While mitigation policies result in relatively small costs to the overall economy, the impacts vary across different sectors. A structural shift will occur with the move from high emission to low emission goods, services, technologies and processes.
Market-based mechanisms reduce the economic costs of mitigation
A market-mechanism, such as the Carbon Pollution Reduction Scheme, will reduce the risks of climate change at the lowest cost.
It is impossible to accurately predict which mitigation opportunities will be the most cost‑effective. By pricing emissions, a market-mechanism creates incentives for mitigation across all sectors without mandating where that mitigation occurs. Emissions reductions will occur where the cost of abatement is lowest, reducing the overall cost to the economy.
Sustained economic growth
The modelling shows that sustained economic growth can be achieved while substantially reducing emissions. Large reductions in emissions do not require reductions in economic activity because the economy restructures in response to the introduction of an emission price.
Impacts will vary across sectors, as the economy shifts from emission-intensive goods, technologies and processes towards low-emission goods, technologies and processes. Almost all sectors of the economy are projected to grow from current levels, but emissions pricing may affect the rate of growth.
For example, emission‑intensive sectors, such as coal and gas, are expected to grow, but at a slower rate than they would in a world without climate change or an emissions price.

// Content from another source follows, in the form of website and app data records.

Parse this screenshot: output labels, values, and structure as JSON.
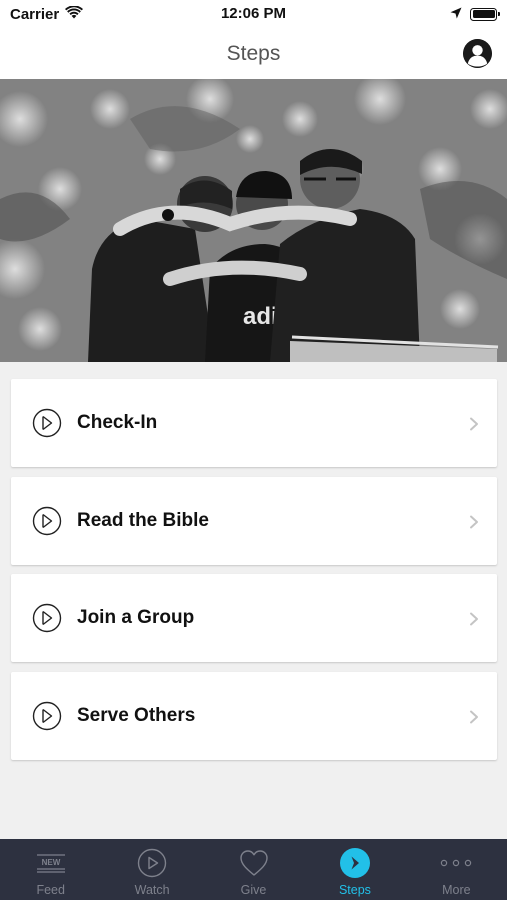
{
  "status_bar": {
    "carrier": "Carrier",
    "time": "12:06 PM"
  },
  "nav": {
    "title": "Steps"
  },
  "hero": {
    "shirt_text": "adidas"
  },
  "steps": [
    {
      "label": "Check-In"
    },
    {
      "label": "Read the Bible"
    },
    {
      "label": "Join a Group"
    },
    {
      "label": "Serve Others"
    }
  ],
  "tab_bar": {
    "feed_badge": "NEW",
    "tabs": [
      {
        "label": "Feed",
        "icon": "feed-icon"
      },
      {
        "label": "Watch",
        "icon": "play-icon"
      },
      {
        "label": "Give",
        "icon": "heart-icon"
      },
      {
        "label": "Steps",
        "icon": "steps-icon",
        "active": true
      },
      {
        "label": "More",
        "icon": "more-dots-icon"
      }
    ]
  },
  "colors": {
    "active_tab": "#22c0e8",
    "tab_bar_bg": "#2d3140",
    "inactive_tab": "#7e818c"
  }
}
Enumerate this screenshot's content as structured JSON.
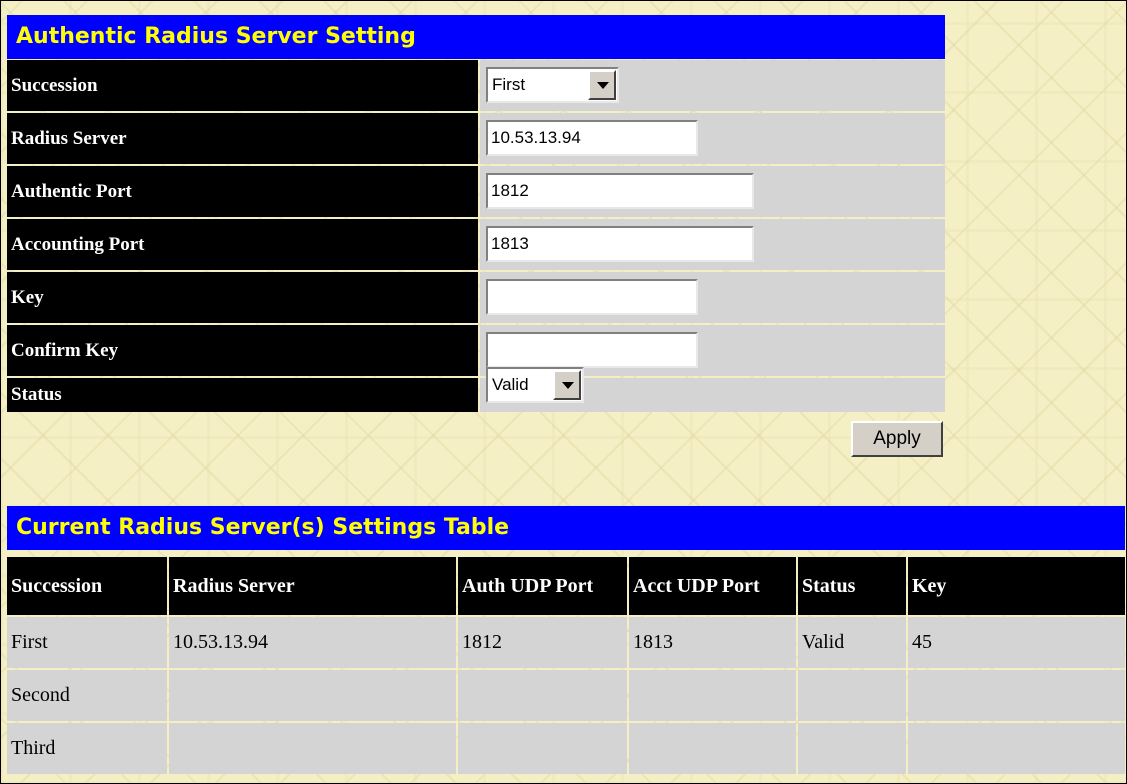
{
  "form": {
    "title": "Authentic Radius Server Setting",
    "fields": [
      {
        "label": "Succession",
        "value": "First"
      },
      {
        "label": "Radius Server",
        "value": "10.53.13.94"
      },
      {
        "label": "Authentic Port",
        "value": "1812"
      },
      {
        "label": "Accounting Port",
        "value": "1813"
      },
      {
        "label": "Key",
        "value": ""
      },
      {
        "label": "Confirm Key",
        "value": ""
      },
      {
        "label": "Status",
        "value": "Valid"
      }
    ],
    "apply_label": "Apply"
  },
  "table": {
    "title": "Current Radius Server(s) Settings Table",
    "headers": [
      "Succession",
      "Radius Server",
      "Auth UDP Port",
      "Acct UDP Port",
      "Status",
      "Key"
    ],
    "rows": [
      [
        "First",
        "10.53.13.94",
        "1812",
        "1813",
        "Valid",
        "45"
      ],
      [
        "Second",
        "",
        "",
        "",
        "",
        ""
      ],
      [
        "Third",
        "",
        "",
        "",
        "",
        ""
      ]
    ]
  },
  "colors": {
    "title_bg": "#0000ff",
    "title_text": "#ffff00",
    "label_bg": "#000000",
    "cell_bg": "#d4d4d4",
    "page_bg": "#f4efc4"
  }
}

In contrast, growth is expected to accelerate for low and negative‑emission sectors, such as forestry and renewable energy.
Australia’s comparative advantage
Australia’s comparative advantage will change in a low-emission world. While global demand for emission-intensive goods and services is expected to decline, many of Austr’s emission-intensive trade‑exposed sectors (EITES), such as coal and iron and steel are likely to maintain or improve their international competitiveness and share of global trade.
This is because Australian producers are either less emission-intensive or energy-intensive than comparable sectors in competitor economies.
Australia is likely to lose competitiveness where its production is more emission-intensive than its competitors in other parts of the world.
The report notes that the Government’s proposed assistance for EITES as outlined in the Carbon Pollution Reduction Scheme Green Paper eases the transition to a low‑emission economy for shielded sectors while maintaining incentives for emission reductions.
Demand for low‑emission goods and services will grow more strongly, particularly where they provide an alternative to higher‑emission goods and services.
These effects are particularly evident in the forestry sector, where the report finds that consumers will substitute towards wood products (a low-emission good), and forests will expand to generate permits for sale in the Carbon Pollution Reduction Scheme.
The pricing of emissions will drive significant changes in the technology mix of the electricity sector. It will improve the competitiveness of renewable energy sources and accelerate the development and deployment of new low‑emission technologies such as carbon capture and storage. By 2050, the alternative energy sector will be 30 times larger than it is today.
The transport sector has relatively higher marginal mitigation costs than electricity, so delivers less mitigation in the short term. Nevertheless, emission pricing drives significant reductions in the emission intensity of transport. This will include changes in the fuel mix — such as a move to lower-emission fuels, changes in vehicle types to hybrid and smaller vehicles and changes to transport modes.